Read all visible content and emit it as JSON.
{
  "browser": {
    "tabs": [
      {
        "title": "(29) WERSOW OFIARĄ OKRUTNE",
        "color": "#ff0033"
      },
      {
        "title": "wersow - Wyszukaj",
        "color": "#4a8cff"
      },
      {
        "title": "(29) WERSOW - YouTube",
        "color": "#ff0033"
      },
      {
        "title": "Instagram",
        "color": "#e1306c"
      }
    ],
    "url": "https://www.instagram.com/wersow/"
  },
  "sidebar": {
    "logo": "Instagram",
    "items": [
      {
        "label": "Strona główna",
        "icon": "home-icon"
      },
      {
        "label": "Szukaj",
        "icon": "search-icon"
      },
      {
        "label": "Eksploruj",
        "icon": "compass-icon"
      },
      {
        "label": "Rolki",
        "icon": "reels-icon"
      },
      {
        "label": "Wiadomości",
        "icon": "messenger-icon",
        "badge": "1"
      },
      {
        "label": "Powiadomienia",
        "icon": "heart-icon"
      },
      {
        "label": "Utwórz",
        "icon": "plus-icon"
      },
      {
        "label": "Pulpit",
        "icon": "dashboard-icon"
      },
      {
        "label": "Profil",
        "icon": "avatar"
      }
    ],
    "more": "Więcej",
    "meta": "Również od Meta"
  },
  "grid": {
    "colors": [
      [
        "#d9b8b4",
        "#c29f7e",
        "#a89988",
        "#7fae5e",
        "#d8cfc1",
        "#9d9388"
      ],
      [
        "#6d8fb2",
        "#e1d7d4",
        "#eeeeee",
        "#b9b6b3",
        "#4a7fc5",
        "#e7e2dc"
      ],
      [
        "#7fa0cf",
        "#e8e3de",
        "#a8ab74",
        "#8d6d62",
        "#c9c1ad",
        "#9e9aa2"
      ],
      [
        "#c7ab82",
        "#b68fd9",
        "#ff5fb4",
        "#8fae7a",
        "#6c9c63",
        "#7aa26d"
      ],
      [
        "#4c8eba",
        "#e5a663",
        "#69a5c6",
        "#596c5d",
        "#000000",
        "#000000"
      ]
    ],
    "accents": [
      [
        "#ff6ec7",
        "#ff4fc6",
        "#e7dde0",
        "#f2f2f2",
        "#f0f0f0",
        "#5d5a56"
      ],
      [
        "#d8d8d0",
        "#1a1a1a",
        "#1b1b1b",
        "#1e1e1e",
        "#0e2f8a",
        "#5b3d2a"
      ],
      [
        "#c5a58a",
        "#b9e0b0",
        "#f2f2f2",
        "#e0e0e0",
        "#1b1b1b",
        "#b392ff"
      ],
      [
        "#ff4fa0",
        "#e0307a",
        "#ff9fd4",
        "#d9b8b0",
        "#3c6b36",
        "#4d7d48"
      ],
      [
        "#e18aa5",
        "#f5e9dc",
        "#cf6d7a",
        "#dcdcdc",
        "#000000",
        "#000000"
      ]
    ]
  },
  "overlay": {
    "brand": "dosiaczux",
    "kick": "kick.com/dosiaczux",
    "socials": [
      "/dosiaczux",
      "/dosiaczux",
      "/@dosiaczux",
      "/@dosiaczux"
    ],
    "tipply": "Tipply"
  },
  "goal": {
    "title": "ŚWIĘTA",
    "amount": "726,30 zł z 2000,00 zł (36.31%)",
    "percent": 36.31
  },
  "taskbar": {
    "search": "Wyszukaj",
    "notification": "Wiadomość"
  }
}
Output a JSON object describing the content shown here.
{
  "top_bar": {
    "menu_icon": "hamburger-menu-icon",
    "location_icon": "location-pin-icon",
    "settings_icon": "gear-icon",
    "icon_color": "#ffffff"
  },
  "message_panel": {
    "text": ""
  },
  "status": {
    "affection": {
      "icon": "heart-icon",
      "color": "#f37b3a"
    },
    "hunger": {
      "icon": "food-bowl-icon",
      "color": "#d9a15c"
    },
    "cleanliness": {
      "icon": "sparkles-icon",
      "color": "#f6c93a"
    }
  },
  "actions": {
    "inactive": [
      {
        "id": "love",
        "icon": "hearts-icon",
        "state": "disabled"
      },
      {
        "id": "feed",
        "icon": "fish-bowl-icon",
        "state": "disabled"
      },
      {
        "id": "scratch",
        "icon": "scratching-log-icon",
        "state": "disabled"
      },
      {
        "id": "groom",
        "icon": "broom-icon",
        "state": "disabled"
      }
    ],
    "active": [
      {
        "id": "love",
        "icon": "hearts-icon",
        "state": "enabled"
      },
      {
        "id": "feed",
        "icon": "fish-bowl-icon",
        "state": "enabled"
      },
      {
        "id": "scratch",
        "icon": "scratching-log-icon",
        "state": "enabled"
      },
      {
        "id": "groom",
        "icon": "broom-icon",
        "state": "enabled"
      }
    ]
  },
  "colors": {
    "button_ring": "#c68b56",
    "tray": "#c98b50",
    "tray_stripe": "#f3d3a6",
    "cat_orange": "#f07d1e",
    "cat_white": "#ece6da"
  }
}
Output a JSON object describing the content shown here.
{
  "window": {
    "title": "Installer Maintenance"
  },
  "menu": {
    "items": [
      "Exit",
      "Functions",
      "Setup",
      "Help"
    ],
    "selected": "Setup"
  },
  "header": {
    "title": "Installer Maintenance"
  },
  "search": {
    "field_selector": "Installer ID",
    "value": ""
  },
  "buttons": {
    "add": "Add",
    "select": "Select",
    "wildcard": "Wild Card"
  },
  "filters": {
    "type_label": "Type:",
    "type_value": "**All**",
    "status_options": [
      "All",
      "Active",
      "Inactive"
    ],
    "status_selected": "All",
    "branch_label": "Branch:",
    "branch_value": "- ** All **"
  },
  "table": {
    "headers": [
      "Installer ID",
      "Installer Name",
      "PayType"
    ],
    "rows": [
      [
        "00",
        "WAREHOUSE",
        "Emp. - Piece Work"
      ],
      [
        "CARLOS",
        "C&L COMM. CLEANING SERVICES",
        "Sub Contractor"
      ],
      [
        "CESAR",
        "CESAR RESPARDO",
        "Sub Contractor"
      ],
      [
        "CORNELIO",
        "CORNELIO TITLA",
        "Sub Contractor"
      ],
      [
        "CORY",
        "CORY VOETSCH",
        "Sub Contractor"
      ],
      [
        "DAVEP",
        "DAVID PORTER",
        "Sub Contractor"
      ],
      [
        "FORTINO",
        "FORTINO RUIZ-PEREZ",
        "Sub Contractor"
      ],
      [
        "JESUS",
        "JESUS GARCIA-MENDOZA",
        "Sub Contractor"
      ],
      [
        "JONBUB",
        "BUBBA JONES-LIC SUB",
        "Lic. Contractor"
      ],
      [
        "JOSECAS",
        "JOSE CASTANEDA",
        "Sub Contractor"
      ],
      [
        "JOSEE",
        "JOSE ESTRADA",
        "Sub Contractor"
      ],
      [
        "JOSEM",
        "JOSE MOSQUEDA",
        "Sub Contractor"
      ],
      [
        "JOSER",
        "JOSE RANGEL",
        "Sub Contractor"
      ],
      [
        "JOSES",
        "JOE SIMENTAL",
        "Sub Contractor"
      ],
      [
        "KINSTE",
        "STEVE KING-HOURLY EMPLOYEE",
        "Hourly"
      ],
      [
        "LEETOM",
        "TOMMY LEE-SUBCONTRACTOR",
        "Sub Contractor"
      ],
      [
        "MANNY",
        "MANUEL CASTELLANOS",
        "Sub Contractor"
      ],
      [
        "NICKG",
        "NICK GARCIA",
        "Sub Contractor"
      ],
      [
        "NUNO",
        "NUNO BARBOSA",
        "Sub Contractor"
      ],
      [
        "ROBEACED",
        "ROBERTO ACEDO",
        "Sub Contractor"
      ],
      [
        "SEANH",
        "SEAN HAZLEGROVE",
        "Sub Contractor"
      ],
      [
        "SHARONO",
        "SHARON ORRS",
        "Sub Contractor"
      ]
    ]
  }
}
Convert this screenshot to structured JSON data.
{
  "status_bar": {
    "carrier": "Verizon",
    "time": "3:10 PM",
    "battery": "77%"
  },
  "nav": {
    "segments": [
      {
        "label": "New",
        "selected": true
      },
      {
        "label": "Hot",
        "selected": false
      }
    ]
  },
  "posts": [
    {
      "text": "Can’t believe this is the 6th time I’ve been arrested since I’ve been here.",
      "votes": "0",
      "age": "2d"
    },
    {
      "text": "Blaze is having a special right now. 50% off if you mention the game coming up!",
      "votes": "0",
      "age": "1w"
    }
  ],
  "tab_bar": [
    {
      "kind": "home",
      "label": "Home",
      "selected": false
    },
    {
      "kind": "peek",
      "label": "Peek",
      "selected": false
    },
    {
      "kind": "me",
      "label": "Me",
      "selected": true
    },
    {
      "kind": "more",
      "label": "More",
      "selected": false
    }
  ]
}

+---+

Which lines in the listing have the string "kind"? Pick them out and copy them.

→ **Solution to this task**:
      "kind": "home",
      "kind": "peek",
      "kind": "me",
      "kind": "more",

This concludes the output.